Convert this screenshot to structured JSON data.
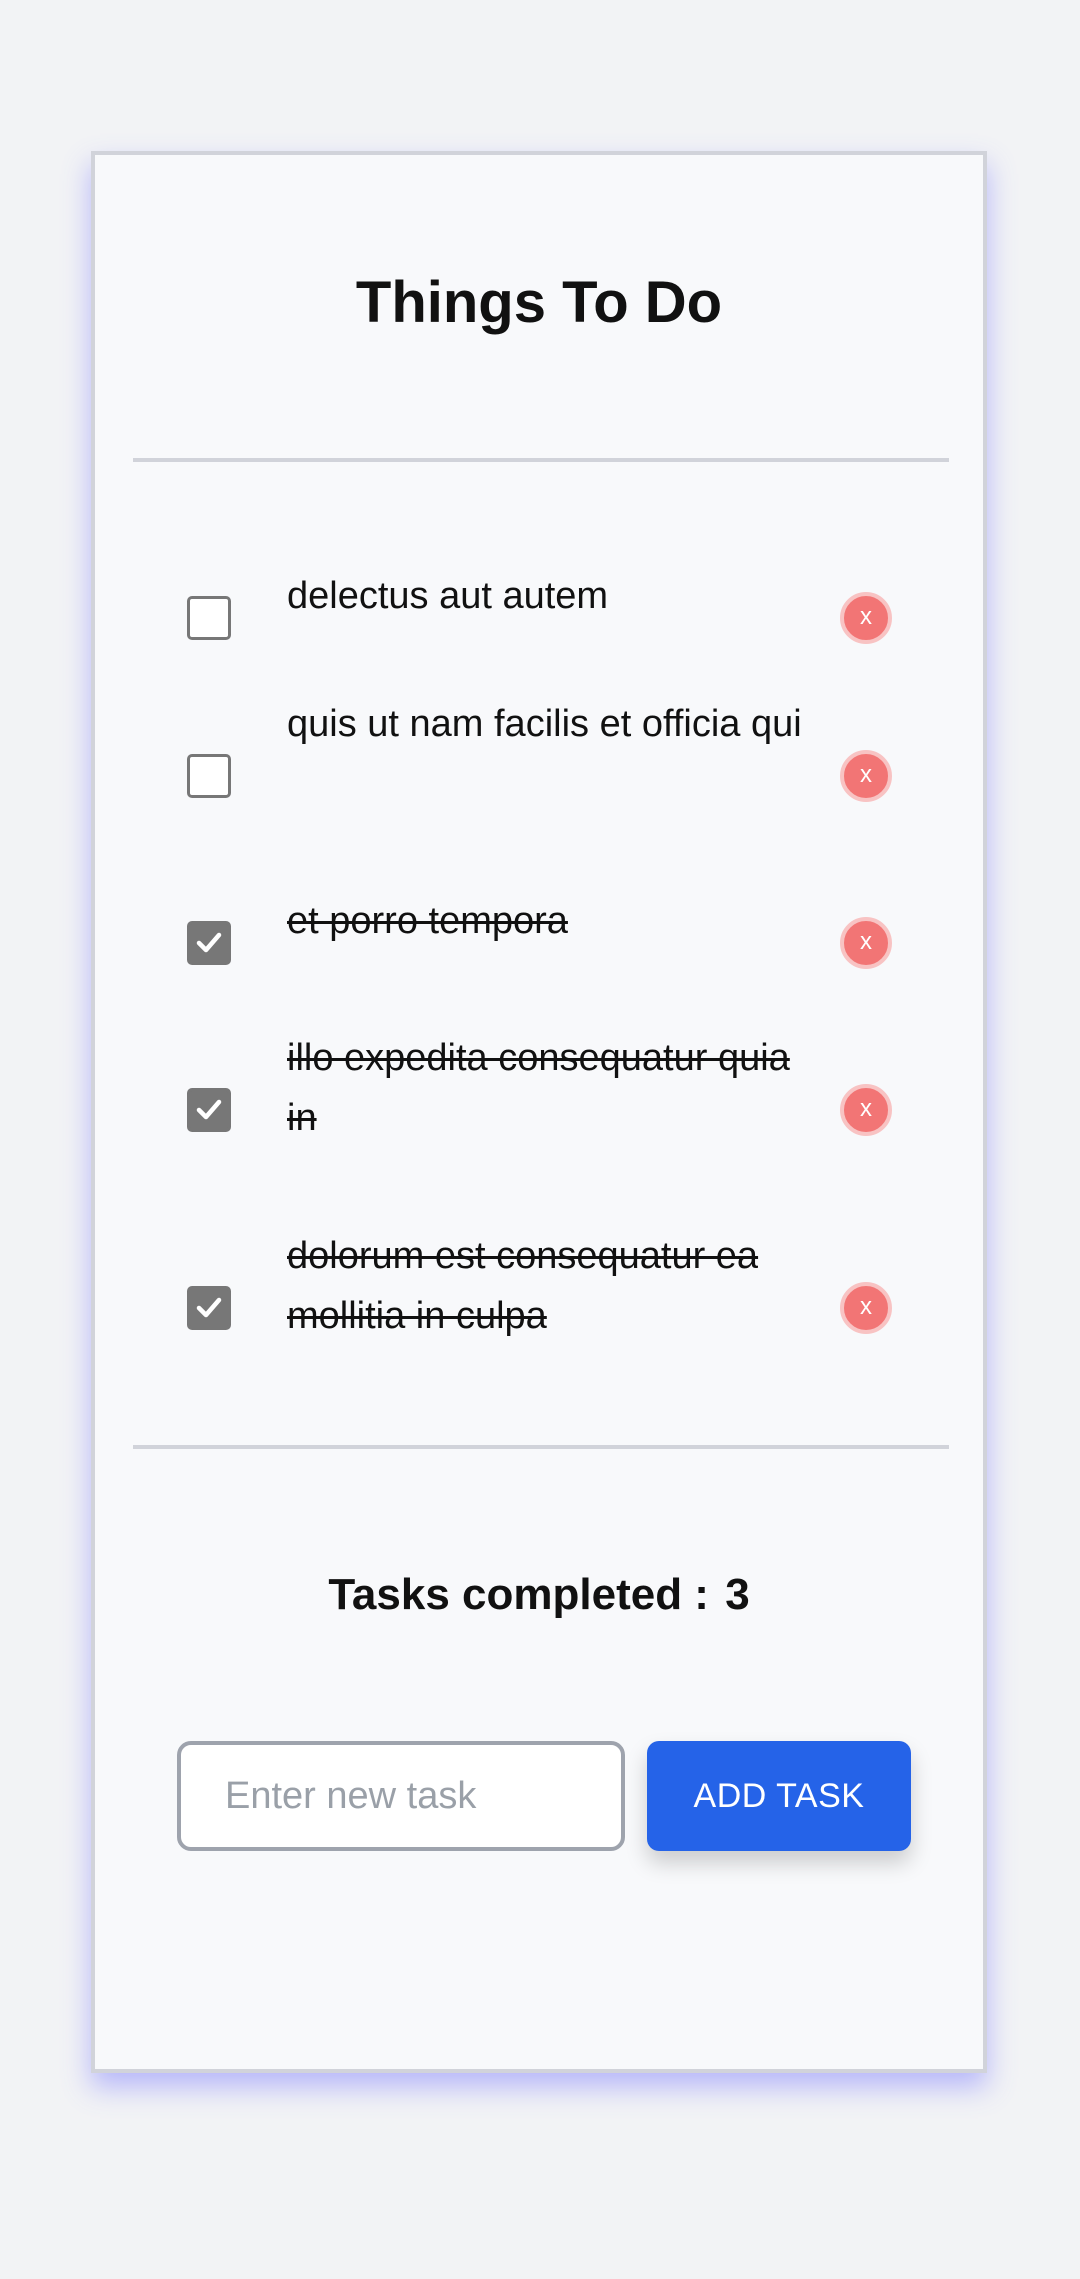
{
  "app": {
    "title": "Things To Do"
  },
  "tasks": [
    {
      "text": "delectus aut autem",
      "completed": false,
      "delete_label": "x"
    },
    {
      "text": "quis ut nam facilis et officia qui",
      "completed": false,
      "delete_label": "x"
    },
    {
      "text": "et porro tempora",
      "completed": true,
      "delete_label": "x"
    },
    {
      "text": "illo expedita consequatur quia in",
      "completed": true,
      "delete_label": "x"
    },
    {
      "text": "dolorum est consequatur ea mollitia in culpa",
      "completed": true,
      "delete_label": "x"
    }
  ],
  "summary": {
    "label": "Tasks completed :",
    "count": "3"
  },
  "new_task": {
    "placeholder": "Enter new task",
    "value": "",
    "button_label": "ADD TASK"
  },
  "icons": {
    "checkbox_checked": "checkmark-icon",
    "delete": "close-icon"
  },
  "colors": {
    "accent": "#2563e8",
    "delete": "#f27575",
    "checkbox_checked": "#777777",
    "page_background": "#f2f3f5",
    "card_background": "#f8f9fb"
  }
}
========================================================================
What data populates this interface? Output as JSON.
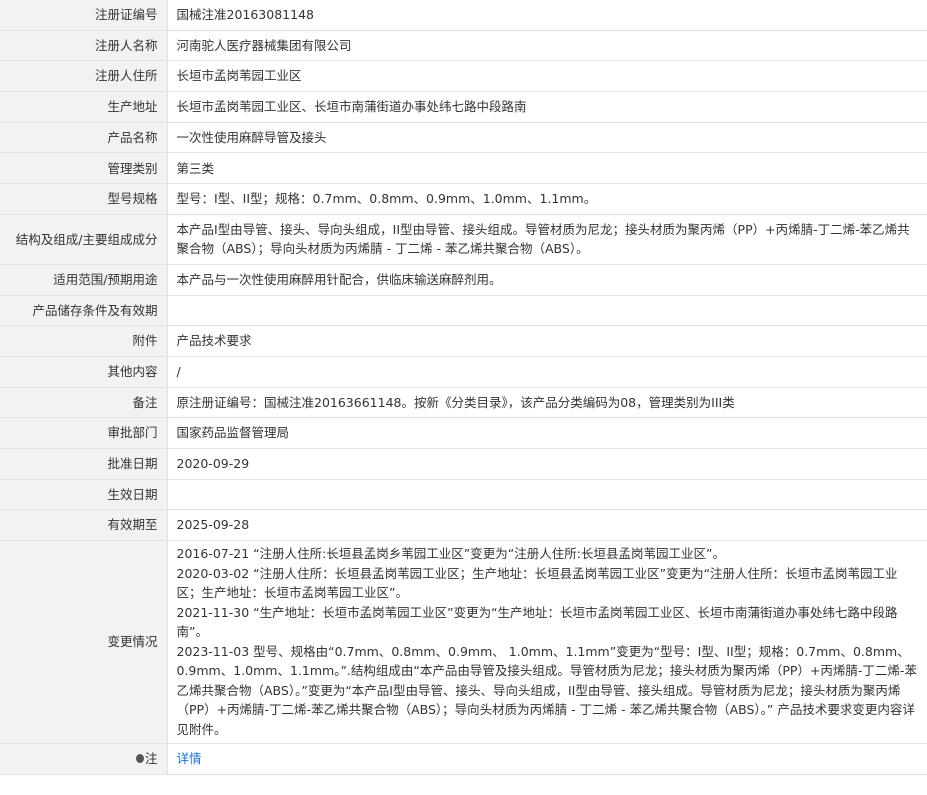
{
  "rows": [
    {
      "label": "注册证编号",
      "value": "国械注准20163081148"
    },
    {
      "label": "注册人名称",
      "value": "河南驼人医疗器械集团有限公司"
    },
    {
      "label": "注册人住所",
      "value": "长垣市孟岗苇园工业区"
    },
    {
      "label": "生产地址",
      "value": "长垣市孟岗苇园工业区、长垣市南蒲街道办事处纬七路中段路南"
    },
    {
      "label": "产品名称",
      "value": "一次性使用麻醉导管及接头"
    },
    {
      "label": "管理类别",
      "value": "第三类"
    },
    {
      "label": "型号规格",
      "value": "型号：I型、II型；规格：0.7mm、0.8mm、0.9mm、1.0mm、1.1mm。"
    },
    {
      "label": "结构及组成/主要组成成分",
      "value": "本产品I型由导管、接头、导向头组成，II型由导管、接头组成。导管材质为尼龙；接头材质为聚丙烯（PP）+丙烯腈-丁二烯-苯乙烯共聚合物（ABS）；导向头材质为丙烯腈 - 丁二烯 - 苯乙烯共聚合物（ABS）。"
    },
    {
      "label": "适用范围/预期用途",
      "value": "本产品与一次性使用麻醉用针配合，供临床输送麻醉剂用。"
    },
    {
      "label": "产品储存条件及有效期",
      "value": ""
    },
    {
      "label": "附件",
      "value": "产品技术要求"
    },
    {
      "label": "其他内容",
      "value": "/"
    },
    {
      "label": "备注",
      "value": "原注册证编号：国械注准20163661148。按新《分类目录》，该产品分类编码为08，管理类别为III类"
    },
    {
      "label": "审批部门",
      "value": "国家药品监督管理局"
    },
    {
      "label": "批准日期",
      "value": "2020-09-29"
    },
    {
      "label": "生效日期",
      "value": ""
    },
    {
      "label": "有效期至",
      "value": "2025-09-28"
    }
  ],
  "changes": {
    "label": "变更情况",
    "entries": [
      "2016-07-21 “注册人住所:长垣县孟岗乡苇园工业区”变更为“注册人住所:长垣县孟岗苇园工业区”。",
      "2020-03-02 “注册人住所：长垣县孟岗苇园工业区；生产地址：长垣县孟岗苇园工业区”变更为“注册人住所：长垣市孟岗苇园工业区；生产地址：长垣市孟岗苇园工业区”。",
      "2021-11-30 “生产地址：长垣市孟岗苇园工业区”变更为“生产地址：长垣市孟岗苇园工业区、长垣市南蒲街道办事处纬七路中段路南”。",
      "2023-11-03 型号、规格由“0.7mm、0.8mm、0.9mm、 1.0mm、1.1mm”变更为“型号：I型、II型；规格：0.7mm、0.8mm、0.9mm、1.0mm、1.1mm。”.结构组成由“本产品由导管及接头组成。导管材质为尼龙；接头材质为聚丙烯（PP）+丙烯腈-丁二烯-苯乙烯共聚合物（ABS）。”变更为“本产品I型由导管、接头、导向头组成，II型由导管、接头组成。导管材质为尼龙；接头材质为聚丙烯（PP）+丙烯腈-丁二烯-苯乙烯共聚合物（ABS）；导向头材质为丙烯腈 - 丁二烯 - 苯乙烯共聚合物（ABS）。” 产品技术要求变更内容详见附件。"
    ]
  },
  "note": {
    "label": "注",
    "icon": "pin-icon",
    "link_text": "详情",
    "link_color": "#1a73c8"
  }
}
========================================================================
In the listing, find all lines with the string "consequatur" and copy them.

      "text": "illo expedita consequatur quia in",
      "text": "dolorum est consequatur ea mollitia in culpa",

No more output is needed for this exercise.